In 2 Corinthians 6, Rabbi Paul speaks to Messiah’s Community in Corinth and asks them to “widen their hearts”. To enlarge their hearts and find a place in it for Rabbi Paul and His co-workers. We also need to widen our hearts. We need to make room for more than just the people we like very much and especially make room for those who are part of our community, who have been joined to Messiah.

But who is in our community? Is it merely those we see each week? I believe it is those God has intentionally put in our path and sometimes it is people we do not like very much. We should be focused on whether we are living out the two greatest commands in our own lives. Are we loving our neighbors as we would want to be loved? Or are we trying to narrow things so we can care less?

In these days of social isolation, it is more important than ever to show compassion to those around us. Many people can be emotionally half-dead on the side of the road and we may never see because we cannot physically get near to them. Calling and messaging people is more important than ever. While there are always some people it may be dangerous for us to be in contact with for various reasons, most people in our lives we should try to reach out to, especially if God puts them on our hearts. We cannot do everything though ourselves, it requires us working together as a community, as a family, to reach out to a lost and dying world. Each of us using our gifts together with hearts knitted together.

Our current pandemic has shown us the selfishness that lurks beneath the surface of our supposed enlightened society.

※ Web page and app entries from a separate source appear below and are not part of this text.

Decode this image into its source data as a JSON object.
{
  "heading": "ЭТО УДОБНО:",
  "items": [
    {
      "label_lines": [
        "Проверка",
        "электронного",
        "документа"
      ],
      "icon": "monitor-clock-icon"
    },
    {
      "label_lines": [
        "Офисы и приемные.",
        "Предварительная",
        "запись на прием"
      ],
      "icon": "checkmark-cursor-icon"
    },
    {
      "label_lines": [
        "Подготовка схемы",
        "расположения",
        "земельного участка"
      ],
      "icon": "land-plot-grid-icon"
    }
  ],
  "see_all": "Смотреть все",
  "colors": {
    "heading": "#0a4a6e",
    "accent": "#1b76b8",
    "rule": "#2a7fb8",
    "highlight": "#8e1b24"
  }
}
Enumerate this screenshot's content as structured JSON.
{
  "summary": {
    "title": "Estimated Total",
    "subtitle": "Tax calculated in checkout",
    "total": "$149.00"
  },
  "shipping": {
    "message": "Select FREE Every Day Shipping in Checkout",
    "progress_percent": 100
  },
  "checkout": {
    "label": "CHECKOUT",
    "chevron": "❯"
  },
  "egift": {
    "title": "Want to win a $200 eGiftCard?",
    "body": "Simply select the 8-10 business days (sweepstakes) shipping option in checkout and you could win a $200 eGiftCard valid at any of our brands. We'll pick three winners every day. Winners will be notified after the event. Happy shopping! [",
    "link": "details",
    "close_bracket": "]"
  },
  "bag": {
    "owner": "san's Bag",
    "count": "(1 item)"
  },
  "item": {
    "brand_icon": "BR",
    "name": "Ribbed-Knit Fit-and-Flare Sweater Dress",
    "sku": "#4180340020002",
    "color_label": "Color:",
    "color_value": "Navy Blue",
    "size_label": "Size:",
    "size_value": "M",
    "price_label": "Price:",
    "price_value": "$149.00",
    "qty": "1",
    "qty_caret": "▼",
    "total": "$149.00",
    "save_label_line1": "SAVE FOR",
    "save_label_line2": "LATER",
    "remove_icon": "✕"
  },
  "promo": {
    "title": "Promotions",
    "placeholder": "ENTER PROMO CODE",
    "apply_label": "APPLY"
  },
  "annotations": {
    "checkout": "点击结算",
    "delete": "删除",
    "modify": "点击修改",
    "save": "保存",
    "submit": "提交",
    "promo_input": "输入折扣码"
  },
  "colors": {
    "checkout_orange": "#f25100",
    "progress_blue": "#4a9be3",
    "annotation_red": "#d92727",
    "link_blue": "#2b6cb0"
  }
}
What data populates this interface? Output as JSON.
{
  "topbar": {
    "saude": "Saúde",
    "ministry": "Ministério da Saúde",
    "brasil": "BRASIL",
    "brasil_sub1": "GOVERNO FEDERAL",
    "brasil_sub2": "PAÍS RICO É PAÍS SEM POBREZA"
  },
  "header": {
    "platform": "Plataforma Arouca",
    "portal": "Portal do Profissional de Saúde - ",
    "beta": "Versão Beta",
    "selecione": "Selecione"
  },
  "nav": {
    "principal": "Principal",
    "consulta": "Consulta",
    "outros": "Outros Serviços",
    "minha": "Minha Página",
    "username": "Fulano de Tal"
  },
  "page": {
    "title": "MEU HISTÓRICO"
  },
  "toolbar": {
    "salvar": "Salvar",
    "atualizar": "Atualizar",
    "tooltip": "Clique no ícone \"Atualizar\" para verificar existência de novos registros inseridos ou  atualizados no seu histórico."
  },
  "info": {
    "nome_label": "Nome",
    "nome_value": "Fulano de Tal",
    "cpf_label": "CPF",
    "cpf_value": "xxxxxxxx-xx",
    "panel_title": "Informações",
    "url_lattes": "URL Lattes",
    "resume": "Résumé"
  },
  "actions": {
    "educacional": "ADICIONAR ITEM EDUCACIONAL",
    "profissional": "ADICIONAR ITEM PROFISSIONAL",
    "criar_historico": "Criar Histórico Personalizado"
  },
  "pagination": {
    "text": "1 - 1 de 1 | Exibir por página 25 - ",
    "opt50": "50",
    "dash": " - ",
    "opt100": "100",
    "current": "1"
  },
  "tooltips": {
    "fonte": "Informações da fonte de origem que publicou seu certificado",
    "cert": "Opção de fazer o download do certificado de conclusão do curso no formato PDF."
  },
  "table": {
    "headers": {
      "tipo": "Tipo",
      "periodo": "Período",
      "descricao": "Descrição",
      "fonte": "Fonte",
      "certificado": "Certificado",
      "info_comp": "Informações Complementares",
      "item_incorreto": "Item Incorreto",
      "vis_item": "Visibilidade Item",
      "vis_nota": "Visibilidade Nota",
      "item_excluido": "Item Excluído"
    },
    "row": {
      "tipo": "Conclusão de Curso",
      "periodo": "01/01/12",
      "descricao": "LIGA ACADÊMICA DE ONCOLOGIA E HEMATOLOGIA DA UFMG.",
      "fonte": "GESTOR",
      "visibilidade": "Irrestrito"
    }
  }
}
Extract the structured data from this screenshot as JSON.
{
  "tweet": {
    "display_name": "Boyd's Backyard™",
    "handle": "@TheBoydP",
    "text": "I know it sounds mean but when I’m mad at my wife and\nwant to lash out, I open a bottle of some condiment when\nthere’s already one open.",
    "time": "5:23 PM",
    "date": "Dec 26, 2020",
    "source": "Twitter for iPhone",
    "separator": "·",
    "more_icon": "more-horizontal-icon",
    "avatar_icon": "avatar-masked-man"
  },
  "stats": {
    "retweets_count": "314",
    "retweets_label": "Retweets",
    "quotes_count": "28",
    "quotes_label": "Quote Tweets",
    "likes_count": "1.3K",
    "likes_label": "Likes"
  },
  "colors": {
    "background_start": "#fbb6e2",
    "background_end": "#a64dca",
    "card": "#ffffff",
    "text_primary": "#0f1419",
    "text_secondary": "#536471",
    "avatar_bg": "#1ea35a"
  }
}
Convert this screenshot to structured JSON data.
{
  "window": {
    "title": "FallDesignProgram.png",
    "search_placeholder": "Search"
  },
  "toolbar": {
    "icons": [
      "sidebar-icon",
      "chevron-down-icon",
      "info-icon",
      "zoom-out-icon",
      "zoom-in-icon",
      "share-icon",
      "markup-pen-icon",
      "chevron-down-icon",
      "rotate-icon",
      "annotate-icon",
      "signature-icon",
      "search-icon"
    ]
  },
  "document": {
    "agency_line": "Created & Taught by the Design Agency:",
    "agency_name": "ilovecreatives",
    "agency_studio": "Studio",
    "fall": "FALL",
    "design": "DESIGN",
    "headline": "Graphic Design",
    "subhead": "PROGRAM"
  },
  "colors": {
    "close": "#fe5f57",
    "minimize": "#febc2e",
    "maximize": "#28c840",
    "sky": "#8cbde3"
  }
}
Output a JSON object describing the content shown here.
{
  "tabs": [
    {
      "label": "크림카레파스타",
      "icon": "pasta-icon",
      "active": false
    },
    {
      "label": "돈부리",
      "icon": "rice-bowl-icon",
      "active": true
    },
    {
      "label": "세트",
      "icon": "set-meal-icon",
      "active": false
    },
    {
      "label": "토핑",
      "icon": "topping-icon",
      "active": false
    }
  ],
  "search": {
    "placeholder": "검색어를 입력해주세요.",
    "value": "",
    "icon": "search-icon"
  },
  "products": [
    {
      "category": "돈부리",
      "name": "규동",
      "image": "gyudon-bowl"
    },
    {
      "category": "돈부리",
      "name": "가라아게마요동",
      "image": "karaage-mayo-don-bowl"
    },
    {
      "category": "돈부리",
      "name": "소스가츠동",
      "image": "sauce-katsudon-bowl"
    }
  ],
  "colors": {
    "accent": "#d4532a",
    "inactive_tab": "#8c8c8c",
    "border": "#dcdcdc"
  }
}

As many rushed to the stores hoarding toilet paper in fear with no concern of how it would impact others. These last few weeks I have seen pictures of many elderly staring at empty shelves with reports stating how hard it has been to get essential supplies. Others have been arrested trying to price gouge their neighbors in this crisis. Even worse there are supposed Christian prosperity pastors who have been yelling at their people to make sure to tithe properly, only concerned for their own well-being.

The words of Yeshua to “go and do likewise” is for us as well. We need to not just be hearers of His words but doers. We need to care for the poor, all those in need, and be willing to encourage one another to do the same. If we claim to be disciples of Messiah we cannot just turn our faces away from those in need and spiritually rationalize our narrow hearts. I like this quote from Tim Keller, “Not everyone is your brother or sister in faith, but everyone is your neighbour, and you must love your neighbour.” To have our hearts widened and to see others as our neighbor requires the power of the Holy Spirit in our lives. We need God’s power to overcome our natural selfishness and our natural desire to limit where we expend our effort.

It can be very exhausting to love our neighbors, and many of them require a lot of effort to love. While we cannot exist just for other people, we cannot ignore everyone because it is difficult, or inconvenient, or they are not always nice to us. We need to have healthy boundaries with others, but we must also have wide hearts. Through God’s Word, good community, and His Spirit, we can find the balance in our lives.

As we close our time together this morning, I would like to end with Galatians 6:9-10. In these verses Rabbi Paul echoes Messiah Yeshua’s message and call to action:

Let us not become weary in doing good, for at the proper time we will reap a harvest if we do not give up. Therefore, as we have opportunity, let us do good to all people, especially to those who belong to the family of believers.

May each of us not become weary of doing good. May we always be willing to help those that God has put in our path. May we all do good to all people, all our neighbors. Finally, may we be known not by our bumper stickers, shirts, or Facebook posts, but by our love for one another.